## THE TASK:
Each line in the records below that has the word "data" should be copied.

=== Begin Enclosure ===

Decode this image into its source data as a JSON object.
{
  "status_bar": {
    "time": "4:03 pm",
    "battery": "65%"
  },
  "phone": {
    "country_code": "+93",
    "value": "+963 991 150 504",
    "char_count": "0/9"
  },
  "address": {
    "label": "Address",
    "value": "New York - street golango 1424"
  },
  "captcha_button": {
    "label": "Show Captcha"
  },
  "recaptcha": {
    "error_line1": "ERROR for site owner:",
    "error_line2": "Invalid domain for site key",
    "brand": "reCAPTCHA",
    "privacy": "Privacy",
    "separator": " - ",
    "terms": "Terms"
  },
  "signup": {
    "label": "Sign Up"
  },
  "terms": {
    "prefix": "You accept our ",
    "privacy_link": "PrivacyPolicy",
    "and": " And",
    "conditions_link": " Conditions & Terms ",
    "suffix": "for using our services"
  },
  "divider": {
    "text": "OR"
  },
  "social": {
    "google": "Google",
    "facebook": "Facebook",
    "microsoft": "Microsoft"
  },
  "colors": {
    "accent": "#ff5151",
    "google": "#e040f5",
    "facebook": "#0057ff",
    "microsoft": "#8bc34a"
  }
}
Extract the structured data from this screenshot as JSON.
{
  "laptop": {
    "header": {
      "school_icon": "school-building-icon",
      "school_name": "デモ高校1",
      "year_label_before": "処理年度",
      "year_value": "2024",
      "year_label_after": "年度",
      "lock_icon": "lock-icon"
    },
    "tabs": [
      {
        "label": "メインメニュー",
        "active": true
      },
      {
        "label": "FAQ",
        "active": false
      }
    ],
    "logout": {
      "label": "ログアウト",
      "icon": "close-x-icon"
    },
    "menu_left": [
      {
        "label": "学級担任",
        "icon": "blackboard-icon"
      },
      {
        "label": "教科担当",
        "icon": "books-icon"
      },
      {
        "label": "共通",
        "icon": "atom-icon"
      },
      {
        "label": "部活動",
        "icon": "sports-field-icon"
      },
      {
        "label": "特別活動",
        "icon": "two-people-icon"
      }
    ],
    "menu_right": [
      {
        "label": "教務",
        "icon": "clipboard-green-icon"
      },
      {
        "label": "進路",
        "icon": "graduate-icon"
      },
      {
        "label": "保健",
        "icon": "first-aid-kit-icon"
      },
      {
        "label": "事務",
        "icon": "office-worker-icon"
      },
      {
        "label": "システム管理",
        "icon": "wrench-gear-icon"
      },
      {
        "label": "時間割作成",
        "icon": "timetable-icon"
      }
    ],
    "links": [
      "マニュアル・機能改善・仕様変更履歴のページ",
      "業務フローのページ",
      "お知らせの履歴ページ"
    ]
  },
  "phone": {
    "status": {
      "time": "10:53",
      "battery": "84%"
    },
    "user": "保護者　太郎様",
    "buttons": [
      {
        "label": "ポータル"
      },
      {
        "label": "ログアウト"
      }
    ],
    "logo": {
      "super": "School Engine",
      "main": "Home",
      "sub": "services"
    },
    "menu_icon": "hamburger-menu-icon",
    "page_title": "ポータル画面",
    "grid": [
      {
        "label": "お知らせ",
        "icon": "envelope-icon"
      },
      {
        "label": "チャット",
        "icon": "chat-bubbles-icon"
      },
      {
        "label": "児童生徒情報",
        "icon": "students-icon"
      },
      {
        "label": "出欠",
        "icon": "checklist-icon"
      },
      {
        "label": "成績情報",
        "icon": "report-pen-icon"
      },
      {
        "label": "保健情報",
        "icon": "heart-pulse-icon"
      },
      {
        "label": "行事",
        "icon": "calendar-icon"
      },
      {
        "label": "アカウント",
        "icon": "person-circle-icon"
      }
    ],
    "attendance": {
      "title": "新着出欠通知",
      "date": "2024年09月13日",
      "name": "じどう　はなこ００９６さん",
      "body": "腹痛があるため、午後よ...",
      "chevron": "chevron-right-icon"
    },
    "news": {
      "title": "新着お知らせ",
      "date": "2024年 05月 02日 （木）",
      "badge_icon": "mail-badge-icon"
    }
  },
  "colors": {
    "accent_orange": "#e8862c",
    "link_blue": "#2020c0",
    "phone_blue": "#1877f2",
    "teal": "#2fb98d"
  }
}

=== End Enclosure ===

## EXERCISE RESPONSE:
Decode this image into its source data as a JSON object.
Extract the structured data from this screenshot as JSON.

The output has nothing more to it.